Engaging Underserved Women in Health Research
Location(s): United States
Underserved breast cancer patients and survivors are typically offered fewer opportunities to participate in cancer research than other women. As a result, critical life-saving treatments and quality of life services developed from the studies may not address their needs. This disparity exists despite a 1993 federal mandate to include minorities in clinical research, and significant efforts to address many documented patient, provider, and systems barriers to information about and participation in health research. Shanti Breast Cancer Program (Shanti) -- a trusted and long standing community-based organization providing critical health navigation services to ethnically diverse low-income breast cancer patients and survivors throughout the City and County of San Francisco -- initiated the collaboration that led to our recently completed CBCRP Pilot study (2011-2013). The purpose was to address the clinical trials information chasms experienced by Shanti clients. For this proposed Full study, as for our Pilot, Shanti is collaborating with UCSF faculty who have examined and documented disparities in clinical trials information and access for Bay Area breast cancer patients, and with BreastCancerTrials.org (BCT), a nonprofit resource dedicated to helping breast cancer patients and survivors find clinical trials and other health research opportunities personalized to their situation, and committed to making its services available to women regardless of language, education and computer access.
This study uses both qualitative and quantitative research methods including: (1) capacity building for the CBO partner (Shanti) and the health research access point (BCT); (2) a prospective randomized intervention trial with pre and post surveys; and (3) a process evaluation of the enhancements to Shanti and BCT and the trial intervention. Innovative elements: This is a highly synergistic partnership in that the union uses the strengths of each (Shanti and BCT) to directly address and compensate for the limitations of the other with regard to capacity to connect low-income diverse women with breast cancer research. Using these existing resources in this new and complementary way strengthens the overall care system for underserved breast cancer patients and survivors in the bay area, and is expected to efficiently and sustainably fill a persistent gap in access to health research information and participation opportunities.
Community involvement: Two related communities are involved throughout the development and implementation of this study: (1) multilingual Shanti Care Navigators who connect their clients with resources to help them keep up with their breast cancer treatments, such as money for rent, utilities and phone bills, access to free transportation and hot meals, translation services and emotional support; and who facilitate client participation in social and educational wellness activities to strengthen their engagement with the breast cancer community and their capacity to advocate for and manage their health.
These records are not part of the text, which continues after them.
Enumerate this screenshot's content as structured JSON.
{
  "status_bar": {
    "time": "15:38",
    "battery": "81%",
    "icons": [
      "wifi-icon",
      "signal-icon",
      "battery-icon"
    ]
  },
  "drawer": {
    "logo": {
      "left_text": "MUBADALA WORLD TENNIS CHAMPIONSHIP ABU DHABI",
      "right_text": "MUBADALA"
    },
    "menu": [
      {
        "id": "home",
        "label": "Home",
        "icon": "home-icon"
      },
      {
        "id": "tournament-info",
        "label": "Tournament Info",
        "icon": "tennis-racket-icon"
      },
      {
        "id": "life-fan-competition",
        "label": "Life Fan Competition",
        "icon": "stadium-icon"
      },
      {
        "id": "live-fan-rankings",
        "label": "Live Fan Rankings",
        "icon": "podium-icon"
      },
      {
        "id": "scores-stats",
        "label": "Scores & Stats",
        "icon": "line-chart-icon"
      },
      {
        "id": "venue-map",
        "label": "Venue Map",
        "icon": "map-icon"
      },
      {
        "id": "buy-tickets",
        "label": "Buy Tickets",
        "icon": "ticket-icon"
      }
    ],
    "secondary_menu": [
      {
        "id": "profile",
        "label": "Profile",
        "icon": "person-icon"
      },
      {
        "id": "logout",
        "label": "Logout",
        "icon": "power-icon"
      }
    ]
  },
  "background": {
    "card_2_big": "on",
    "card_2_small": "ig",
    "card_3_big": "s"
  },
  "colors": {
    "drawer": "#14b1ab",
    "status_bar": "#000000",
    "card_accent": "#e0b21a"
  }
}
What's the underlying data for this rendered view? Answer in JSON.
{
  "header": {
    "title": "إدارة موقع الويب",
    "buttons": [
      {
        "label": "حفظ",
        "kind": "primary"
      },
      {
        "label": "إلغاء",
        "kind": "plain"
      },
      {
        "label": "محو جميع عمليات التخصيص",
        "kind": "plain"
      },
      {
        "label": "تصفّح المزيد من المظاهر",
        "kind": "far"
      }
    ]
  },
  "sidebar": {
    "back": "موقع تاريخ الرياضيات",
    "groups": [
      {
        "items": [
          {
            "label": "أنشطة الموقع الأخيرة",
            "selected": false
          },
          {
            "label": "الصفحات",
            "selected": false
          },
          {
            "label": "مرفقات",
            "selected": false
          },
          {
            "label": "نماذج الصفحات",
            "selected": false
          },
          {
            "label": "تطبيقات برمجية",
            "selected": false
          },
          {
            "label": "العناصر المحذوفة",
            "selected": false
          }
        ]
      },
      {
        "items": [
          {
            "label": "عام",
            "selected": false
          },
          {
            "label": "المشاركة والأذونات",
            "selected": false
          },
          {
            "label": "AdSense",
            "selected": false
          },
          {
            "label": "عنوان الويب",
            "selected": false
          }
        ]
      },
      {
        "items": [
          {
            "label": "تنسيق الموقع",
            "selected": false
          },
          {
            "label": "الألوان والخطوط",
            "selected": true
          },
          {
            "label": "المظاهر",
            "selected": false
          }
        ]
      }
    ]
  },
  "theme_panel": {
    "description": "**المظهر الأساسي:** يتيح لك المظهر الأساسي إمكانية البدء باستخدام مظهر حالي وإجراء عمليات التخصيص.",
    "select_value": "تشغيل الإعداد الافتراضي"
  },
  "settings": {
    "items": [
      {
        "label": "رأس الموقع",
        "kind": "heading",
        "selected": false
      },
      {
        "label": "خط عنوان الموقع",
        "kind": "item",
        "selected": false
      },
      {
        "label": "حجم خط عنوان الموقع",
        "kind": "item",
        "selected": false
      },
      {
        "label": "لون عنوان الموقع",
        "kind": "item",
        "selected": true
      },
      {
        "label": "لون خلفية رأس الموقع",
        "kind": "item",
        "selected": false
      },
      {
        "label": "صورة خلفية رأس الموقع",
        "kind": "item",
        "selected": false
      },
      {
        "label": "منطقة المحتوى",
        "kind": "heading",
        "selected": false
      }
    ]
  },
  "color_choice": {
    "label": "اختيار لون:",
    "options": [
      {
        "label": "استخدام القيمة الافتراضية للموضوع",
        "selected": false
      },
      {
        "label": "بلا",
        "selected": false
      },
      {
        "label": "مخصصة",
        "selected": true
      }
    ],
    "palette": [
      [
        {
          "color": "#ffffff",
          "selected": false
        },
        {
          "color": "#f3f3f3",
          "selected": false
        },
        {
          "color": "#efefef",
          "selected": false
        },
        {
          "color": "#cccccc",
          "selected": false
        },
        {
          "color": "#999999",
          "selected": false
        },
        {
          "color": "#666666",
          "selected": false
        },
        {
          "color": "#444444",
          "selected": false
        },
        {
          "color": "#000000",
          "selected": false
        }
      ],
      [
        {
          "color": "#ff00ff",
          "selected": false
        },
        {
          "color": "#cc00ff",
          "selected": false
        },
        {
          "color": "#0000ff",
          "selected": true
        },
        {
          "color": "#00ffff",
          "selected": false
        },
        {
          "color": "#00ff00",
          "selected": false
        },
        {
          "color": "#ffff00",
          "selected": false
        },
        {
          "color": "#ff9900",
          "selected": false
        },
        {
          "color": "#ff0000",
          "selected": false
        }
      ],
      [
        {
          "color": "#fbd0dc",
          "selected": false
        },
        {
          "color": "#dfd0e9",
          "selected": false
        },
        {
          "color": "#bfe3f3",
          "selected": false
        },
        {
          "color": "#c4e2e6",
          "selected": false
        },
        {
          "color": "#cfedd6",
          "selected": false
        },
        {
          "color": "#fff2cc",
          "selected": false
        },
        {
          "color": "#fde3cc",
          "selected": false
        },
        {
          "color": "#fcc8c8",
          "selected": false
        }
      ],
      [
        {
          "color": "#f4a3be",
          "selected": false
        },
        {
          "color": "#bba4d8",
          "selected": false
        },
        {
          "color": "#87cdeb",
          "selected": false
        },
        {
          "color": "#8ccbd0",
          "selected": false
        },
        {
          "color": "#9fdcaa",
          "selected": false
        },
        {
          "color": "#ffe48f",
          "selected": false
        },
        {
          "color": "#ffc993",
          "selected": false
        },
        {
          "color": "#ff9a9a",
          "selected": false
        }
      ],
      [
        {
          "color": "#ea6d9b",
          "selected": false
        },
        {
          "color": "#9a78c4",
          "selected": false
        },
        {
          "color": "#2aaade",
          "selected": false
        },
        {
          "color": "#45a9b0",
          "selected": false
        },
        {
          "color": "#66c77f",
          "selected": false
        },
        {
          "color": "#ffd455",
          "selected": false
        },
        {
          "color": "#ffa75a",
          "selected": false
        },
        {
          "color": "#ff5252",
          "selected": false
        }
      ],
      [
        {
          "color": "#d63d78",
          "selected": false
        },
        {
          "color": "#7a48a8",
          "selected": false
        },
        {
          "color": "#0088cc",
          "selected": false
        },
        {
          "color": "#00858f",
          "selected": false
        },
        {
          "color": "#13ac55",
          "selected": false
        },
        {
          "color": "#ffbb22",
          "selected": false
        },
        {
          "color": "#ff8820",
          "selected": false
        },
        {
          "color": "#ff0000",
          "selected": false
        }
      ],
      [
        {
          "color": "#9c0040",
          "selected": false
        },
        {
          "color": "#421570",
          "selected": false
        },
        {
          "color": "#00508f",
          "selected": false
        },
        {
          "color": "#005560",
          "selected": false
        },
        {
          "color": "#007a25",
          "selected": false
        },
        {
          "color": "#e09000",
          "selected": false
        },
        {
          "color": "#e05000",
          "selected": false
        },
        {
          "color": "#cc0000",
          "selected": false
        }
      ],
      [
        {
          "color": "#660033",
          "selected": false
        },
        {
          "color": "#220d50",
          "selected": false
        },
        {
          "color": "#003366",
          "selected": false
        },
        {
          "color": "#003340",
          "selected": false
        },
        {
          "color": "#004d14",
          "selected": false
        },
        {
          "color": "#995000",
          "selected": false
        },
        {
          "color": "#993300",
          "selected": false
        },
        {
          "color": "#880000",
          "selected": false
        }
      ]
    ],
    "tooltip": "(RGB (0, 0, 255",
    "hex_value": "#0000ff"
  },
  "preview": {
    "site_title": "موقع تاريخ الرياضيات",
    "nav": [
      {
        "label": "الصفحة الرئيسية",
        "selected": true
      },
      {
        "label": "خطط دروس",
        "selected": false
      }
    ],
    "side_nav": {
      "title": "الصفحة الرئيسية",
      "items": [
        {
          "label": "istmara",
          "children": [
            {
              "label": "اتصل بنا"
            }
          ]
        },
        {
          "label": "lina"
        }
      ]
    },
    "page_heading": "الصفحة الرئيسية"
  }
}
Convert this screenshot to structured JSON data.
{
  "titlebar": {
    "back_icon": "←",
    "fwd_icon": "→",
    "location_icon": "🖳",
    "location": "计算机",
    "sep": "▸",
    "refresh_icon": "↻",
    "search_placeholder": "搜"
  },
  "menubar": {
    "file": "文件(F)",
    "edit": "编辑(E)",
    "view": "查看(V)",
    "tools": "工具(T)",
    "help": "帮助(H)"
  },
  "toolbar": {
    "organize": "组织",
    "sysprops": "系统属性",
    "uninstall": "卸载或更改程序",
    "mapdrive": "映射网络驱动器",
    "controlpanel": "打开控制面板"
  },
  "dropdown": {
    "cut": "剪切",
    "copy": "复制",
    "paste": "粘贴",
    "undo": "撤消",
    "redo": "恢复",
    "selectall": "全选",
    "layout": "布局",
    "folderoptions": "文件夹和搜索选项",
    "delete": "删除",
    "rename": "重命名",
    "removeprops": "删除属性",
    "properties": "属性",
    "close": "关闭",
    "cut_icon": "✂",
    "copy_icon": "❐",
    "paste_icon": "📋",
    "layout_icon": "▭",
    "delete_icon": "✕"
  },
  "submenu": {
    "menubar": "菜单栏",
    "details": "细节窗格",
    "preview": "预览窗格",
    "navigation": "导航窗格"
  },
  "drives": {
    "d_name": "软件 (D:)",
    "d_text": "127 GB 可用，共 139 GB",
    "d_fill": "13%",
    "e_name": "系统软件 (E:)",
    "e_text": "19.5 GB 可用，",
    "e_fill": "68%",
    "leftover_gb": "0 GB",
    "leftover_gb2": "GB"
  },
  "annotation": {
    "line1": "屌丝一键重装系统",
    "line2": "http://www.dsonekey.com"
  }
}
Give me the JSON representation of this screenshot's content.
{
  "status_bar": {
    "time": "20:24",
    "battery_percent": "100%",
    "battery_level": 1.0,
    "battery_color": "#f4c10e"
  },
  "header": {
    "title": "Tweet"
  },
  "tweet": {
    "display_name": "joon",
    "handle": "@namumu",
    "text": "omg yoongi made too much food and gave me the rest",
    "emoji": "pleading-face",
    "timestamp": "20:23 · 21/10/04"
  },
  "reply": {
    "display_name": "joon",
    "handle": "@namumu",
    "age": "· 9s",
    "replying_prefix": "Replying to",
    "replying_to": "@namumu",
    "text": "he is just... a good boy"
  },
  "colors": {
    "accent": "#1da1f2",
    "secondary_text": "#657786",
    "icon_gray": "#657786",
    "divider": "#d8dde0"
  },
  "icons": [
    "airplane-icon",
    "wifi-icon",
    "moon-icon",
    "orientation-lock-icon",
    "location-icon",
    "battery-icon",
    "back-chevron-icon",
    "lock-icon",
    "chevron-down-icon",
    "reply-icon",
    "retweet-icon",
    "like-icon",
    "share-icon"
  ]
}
Navigators have participated in designing and will deliver the HREI protocol; and (2) post treatment survivors and metastatic patients with stable disease who are low-income, limited English speaking (LEP) Chinese and Latino, and ethnically diverse English speaking client population.
Future Plans: This study, which focuses on increasing access to health research information for post treatment breast cancer survivors and metastatic patients with stable disease, will lay the groundwork for adapting and testing our intervention with newly diagnosed breast cancer patients, and for use with other clinical trials access organizations. It will also prepare us to study the long-term effectiveness of our community education and systems interventions on research participation.